The Yamashina Institute of Ornithology in Abiko houses the largest collection of birds in Japan, with over 60,000 specimens, including the newly discovered Okinawan Rail Rallus okinawae, New Zealand Kakapo, and one of the world’s rarest species, the Short-tailed Albatross. The exchange with the Institute in Tokyo is part of a programme of work to… Read more »

Our far South – Antipodes and Bounty Islands: dots of importance

  • Salvin's albatross. Photo Anton van Helden, copyright Te Papa.
  • Bounty Island shag. Photo Anton van Helden, copyright Te Papa.
  • Bounty Island shag. Photo Anton van Helden, copyright Te Papa.
  • Furseal. Photo Anton van Helden, copyright Te Papa.

I awoke on the morning of 6 March to discover that we had very rapid progress over night and were approaching the rugged columnular basalt cliffs of the Antipodes Island, crowned with green tussocks. The home to the Antipodean albatross,the Antipodes Island parakeet and the erect-crested penguin (to name just a few of the birds!)…. Read more »

Plant Hunt at Hokio, Levin

Ophioglossum coriaceum. Adams, Nancy. Purchased 2006. © Te Papa.

Te Papa Research Fellow Patrick Brownsey was recently contacted about a population near Levin of the very rare Ophioglossum petiolatum. Ophioglossum are odd looking ferns, as befits a common name of “adder’s tongue ferns”.  We don’t have a picture of O. petiolatum (stalked adder’s tongue fern), but the related O. coriaceum is similar; O. petiolatum… Read more »

Our Far South: Roaring Forties, furious fifties and Screaming sixties…

  • tabular iceberg. Photo Anton van Helden, copyright Te Papa.
  • Iceberg. Photo Anton van Helden, copyright Te Papa.
  • ICeberg. Photo Anton van Helden, copyright Te Papa
  • Iceberg. Photo Anton van Helden, copyright Te Papa

Heading south from Macquarie Island we have had some relatively calm seas, pretty remarkable for this part of the world. Leaving the Roaring Forties which gave us a pretty slow rolling sea the fifties gave us a small taste of what it had to offer with some mild five-metre seas.
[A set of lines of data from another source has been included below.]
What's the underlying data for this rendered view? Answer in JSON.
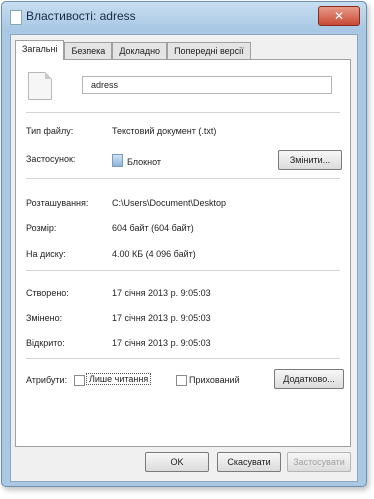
{
  "window": {
    "title": "Властивості: adress",
    "close_label": "✕"
  },
  "tabs": [
    {
      "label": "Загальні",
      "active": true
    },
    {
      "label": "Безпека",
      "active": false
    },
    {
      "label": "Докладно",
      "active": false
    },
    {
      "label": "Попередні версії",
      "active": false
    }
  ],
  "file": {
    "name": "adress",
    "icon": "text-file-icon"
  },
  "type": {
    "label": "Тип файлу:",
    "value": "Текстовий документ (.txt)"
  },
  "app": {
    "label": "Застосунок:",
    "value": "Блокнот",
    "icon": "notepad-icon",
    "change_button": "Змінити..."
  },
  "location": {
    "label": "Розташування:",
    "value": "C:\\Users\\Document\\Desktop"
  },
  "size": {
    "label": "Розмір:",
    "value": "604 байт (604 байт)"
  },
  "disk_size": {
    "label": "На диску:",
    "value": "4.00 КБ (4 096 байт)"
  },
  "created": {
    "label": "Створено:",
    "value": "17 січня 2013 р. 9:05:03"
  },
  "modified": {
    "label": "Змінено:",
    "value": "17 січня 2013 р. 9:05:03"
  },
  "accessed": {
    "label": "Відкрито:",
    "value": "17 січня 2013 р. 9:05:03"
  },
  "attributes": {
    "label": "Атрибути:",
    "readonly_label": "Лише читання",
    "readonly_checked": false,
    "hidden_label": "Прихований",
    "hidden_checked": false,
    "advanced_button": "Додатково..."
  },
  "footer": {
    "ok": "OK",
    "cancel": "Скасувати",
    "apply": "Застосувати"
  },
  "colors": {
    "title_bar": "#a9c8e4",
    "close": "#c84a35",
    "panel": "#ffffff"
  }
}
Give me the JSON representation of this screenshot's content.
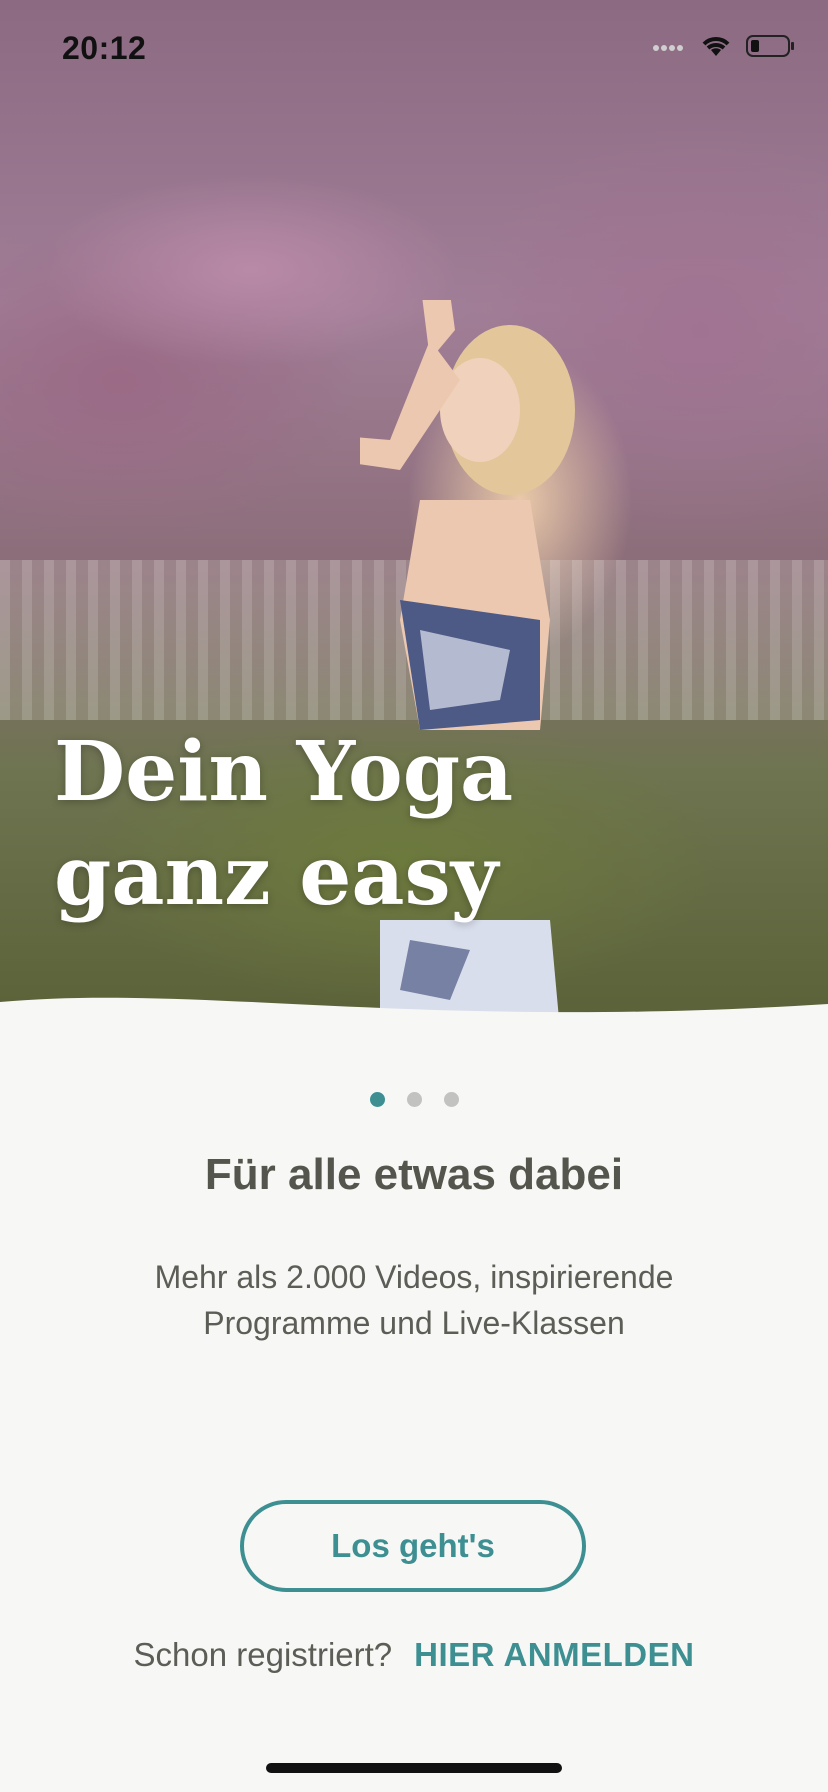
{
  "status_bar": {
    "time": "20:12",
    "icons": [
      "signal-dots-icon",
      "wifi-icon",
      "battery-icon"
    ]
  },
  "hero": {
    "title": "Dein Yoga\nganz easy",
    "image": "woman-yoga-pose-blossoms"
  },
  "carousel": {
    "pages": 3,
    "active_index": 0
  },
  "content": {
    "headline": "Für alle etwas dabei",
    "subtext": "Mehr als 2.000 Videos, inspirierende Programme und Live-Klassen"
  },
  "actions": {
    "primary_label": "Los geht's",
    "login_question": "Schon registriert?",
    "login_link": "HIER ANMELDEN"
  },
  "colors": {
    "accent": "#3d8f92",
    "text": "#54554d",
    "background": "#f7f7f5"
  }
}
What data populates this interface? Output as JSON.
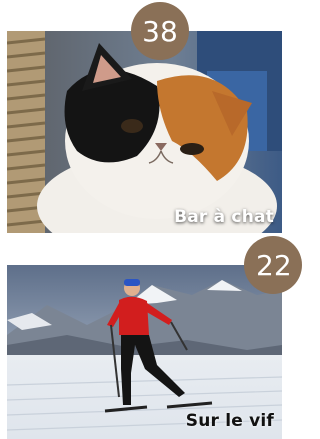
{
  "cards": [
    {
      "caption": "Bar à chat",
      "count": "38",
      "scene": "cat-photo"
    },
    {
      "caption": "Sur le vif",
      "count": "22",
      "scene": "cross-country-skier-photo"
    }
  ],
  "colors": {
    "badge": "#8a7057"
  }
}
Passing past 60 degrees south was… Read more »

Our Far South: What it boils down to

  • Elephant seals and regenerating tussock. Victor Anderlini.
  • Elephant seals on the tussock flats. Victor Anderlini.
  • Aurora australis. Photo WWF.
  • King penguins surrounding the zodiac. Photo Anton van Helden, copyright Te Papa.

We arrived at Macquarie Island – the sheltered waters in the lee of the island provided a welcome relief from the open ocean we had crossed between here and the Auckland Islands. The cool subantarctic summer did not detract from the spectacular wildlife – elephant seals and penguins everywhere! Until 1920 the elephant seals and penguins… Read more »

New Botany Display in Nature Space – informing you about topical conservation issues.

New Display, Nature Space Discovery Centre, Level 2, Te Papa; Photo: Antony Kusabs, Te Papa.

In December, 2011 I worked with Melanie Dash, Nature Space Supervisor, along with conservation, mount making, writing, interpretation, and installation staff to present a small Botany display.  This display is located in Nature Space on level 2.  Melanie and I also sought images and advice from the Department of Conservation, Ngā Manu Trust, Auckland Council, and Ministry for Primary Industries…. Read more »